Activity> The answer is every line of the records that holds the word "title", copied in full.

-=-=-=-=-

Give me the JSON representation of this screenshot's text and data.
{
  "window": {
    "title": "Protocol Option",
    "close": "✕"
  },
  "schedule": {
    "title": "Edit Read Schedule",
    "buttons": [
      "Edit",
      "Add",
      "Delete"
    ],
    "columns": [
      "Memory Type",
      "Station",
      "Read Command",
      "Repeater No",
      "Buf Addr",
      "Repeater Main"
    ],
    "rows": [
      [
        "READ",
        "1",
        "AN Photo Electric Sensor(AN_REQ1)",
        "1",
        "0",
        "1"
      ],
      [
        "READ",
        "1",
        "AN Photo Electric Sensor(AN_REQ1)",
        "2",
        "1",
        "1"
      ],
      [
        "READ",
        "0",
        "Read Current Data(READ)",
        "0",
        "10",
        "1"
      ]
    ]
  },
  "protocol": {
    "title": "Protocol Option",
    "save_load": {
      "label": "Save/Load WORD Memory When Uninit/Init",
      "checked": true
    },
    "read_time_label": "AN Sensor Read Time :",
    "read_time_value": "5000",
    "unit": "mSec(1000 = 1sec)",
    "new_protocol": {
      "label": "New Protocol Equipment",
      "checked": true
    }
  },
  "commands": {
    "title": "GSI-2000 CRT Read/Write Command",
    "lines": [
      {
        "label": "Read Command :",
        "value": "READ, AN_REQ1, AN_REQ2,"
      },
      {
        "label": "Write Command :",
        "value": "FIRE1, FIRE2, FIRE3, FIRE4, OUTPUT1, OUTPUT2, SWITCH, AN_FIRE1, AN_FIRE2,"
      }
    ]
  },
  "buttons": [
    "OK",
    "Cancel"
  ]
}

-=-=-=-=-

Reply to the task>
    "title": "Protocol Option",
    "title": "Edit Read Schedule",
    "title": "Protocol Option",
    "title": "GSI-2000 CRT Read/Write Command",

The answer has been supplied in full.